As a piece of filmmaking ‘Selma’ is gut wrenching drama as much as it is intelligent political thriller. Historians sympathetic to LBJ’s legacy have slammed the film for its depiction of Johnson, particularly his obstinate stance against the march and King’s pleas for legislative action, and repeating LBJ’s use of the term “nigger” in conversation with Governor Wallace, intimating a ‘good ol boy’ complicity of political purpose. Rather than casting the standoff in simplistic terms, Duvernay gives us a sense of the political machinations that framed the events. Johnson is portrayed fairly and honestly, it would seem, as a victim of his own rhetoric and determination to achieve a great legacy, of political fragility as a President from the south. Just as honest is the portrayal of King, wrought with self doubt and fear, not for himself alone but of failure of his tactics in the movement, of his shortcomings as a husband. In one of the most illuminating scenes in the film, a private conversation between Lewis and King, it is John Lewis who must gird King’s courage to carry on with the march to Montgomery. DuVernay also squarely deals with King’s infidelities while not dwelling on his personal moral compass, but rather on Coretta’s painful but steadfast response to her husband’s ‘achilles heel’, one conveniently exploited by his opponents, Hoover’s FBI in particular in attempts to deter King.

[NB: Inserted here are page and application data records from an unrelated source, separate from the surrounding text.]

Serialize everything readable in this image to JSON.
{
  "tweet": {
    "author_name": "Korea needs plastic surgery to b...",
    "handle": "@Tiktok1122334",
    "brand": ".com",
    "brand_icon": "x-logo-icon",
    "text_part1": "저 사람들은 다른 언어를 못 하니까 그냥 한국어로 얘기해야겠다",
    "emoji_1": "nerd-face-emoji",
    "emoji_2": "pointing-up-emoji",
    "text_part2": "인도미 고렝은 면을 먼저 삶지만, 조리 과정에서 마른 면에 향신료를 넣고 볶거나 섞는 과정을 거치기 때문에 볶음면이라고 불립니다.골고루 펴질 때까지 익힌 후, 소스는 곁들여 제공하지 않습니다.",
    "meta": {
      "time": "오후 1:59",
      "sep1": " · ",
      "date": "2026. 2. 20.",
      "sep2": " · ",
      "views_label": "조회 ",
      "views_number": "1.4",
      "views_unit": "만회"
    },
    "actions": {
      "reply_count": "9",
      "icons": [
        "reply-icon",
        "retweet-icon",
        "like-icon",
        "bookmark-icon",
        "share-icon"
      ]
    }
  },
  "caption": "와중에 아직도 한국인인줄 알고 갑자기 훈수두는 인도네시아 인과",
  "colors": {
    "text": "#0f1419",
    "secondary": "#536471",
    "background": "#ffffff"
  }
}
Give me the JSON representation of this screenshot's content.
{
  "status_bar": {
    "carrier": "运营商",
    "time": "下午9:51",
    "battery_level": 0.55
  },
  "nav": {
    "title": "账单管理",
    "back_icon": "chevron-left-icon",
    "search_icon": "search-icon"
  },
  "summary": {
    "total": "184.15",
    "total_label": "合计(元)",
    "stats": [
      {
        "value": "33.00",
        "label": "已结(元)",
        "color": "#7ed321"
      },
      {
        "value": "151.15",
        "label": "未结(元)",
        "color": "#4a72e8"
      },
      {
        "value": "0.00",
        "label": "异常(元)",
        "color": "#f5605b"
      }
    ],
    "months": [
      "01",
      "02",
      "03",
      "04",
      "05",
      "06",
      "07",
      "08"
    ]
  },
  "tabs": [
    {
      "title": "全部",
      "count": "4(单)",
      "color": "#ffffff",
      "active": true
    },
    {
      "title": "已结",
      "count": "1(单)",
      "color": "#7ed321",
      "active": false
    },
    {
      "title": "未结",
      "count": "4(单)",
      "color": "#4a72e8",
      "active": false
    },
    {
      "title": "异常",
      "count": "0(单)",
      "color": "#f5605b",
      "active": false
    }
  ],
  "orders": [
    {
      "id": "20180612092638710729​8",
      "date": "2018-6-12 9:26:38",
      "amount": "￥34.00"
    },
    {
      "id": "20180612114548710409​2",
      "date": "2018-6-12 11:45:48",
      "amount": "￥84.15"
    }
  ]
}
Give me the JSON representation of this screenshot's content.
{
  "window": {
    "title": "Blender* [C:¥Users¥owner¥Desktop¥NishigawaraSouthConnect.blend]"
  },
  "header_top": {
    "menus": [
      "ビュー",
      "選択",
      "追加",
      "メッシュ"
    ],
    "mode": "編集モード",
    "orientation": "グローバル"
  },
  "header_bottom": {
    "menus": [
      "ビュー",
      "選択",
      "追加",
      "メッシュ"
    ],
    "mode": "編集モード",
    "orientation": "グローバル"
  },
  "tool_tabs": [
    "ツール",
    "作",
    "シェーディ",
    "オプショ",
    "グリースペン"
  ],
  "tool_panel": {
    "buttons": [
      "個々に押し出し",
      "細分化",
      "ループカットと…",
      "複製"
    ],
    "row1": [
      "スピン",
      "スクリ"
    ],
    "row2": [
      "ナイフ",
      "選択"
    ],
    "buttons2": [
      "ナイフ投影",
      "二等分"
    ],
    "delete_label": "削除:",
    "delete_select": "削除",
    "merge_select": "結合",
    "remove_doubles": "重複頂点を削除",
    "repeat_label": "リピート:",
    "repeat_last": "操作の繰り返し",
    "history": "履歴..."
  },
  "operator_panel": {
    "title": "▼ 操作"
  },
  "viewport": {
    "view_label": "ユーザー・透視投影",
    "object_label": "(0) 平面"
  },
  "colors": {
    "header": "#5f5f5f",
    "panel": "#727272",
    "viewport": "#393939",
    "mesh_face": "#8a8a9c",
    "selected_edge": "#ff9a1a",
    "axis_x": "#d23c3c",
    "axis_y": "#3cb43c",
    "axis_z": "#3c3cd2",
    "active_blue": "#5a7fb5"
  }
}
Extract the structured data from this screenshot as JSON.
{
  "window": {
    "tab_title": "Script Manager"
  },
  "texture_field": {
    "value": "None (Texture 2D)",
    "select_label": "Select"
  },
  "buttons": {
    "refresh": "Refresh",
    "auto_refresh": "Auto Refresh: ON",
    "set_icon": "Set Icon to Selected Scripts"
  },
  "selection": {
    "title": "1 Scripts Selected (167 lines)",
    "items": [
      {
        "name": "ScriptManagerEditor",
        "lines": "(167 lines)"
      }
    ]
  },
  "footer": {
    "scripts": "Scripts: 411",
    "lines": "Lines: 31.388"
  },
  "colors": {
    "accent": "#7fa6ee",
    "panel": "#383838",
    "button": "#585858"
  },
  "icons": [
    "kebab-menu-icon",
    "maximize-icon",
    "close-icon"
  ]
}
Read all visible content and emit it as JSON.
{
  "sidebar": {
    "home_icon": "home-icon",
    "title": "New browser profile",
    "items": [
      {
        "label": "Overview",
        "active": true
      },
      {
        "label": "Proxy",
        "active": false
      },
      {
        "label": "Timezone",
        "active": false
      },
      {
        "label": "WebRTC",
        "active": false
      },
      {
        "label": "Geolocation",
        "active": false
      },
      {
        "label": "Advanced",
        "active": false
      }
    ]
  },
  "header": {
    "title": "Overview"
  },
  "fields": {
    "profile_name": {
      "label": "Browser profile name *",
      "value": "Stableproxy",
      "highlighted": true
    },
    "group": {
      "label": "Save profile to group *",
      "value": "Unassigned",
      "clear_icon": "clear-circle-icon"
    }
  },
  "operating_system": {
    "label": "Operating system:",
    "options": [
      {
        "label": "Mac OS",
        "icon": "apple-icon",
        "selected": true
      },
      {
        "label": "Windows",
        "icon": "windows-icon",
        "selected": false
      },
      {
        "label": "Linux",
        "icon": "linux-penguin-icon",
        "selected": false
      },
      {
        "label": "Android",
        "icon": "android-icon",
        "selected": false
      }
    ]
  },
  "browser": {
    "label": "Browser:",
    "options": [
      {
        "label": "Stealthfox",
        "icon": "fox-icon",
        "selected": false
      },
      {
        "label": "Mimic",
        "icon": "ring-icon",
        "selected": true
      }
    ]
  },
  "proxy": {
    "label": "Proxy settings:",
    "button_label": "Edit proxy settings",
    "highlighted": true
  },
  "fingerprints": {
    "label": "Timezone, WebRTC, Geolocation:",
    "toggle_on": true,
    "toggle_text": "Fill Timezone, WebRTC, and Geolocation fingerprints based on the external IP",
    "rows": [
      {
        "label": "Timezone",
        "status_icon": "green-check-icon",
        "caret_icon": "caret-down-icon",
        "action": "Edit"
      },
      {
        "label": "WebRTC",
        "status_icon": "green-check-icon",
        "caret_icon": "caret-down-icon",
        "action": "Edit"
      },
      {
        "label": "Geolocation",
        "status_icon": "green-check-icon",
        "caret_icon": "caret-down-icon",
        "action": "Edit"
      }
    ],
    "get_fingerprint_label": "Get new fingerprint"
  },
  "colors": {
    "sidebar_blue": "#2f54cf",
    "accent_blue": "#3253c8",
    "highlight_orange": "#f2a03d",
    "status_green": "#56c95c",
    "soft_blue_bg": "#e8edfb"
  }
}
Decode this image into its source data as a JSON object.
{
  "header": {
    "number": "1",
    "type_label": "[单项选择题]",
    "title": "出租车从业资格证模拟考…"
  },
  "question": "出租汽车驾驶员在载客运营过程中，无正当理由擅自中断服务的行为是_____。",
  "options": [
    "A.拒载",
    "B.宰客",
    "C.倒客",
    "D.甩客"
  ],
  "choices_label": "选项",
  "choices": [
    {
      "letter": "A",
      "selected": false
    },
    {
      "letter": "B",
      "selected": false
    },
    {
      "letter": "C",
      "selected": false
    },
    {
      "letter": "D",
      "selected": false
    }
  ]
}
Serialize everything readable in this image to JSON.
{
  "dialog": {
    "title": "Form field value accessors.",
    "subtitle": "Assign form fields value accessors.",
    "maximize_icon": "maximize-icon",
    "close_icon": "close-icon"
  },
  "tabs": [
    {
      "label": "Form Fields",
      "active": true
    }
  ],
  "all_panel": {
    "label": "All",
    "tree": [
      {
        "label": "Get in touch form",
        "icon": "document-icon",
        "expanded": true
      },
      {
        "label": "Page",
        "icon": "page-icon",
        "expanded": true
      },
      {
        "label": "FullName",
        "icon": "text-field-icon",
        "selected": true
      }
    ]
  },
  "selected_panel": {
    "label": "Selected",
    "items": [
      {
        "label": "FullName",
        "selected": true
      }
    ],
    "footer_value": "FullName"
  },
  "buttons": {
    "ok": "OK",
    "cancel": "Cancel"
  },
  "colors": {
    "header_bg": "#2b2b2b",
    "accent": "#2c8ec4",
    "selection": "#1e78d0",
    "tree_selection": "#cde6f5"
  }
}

Duvernay’s restraint in sticking to the narrative of the march is very rewarding. The film never strays from its focus and for all of the larger than life personalities involved, heroes of the movement, they play a supporting role to the march itself. Beyond David Oleyowo’s convincing portrayal of King, not an easy task considering King’s charismatic presence and considerable oratorical skills, the ensemble cast is superb. In fact, all four of the portrayal’s of the film narrative protagonists, Oleyowo as King, Tom Wilkinson as LBJ, Tim Roth as Governor Wallace and Carmen Ejogo as Coretta King never overreach for their characters with superfluous or affected mimicry. Johnson and Wallace are easy candidates for caricature. Wilkinson and Roth respectively bring great skill and restraint in capturing the essence of characters trapped in their own skin. Particularly satisfying is the White House meeting scene between LBJ and Wallace, a chess game between two soon to be political dinosaurs where the chess board has suddenly shifted from beneath their hands. It demonstrates with agonizing accuracy the flaws of a democracy, but also the hopeful impact of a collective non-violent movement of protest. Carmen Ejogo’s uncanny depiction of Coretta King brings a much needed dimension of complexity to her story as the devoted wife of the legendary King, a great, nonetheless flawed individual. Casting is remarkable in that none of these principal actors depicting a defining moment in American history is American, underlining the universality of Selma’s themes.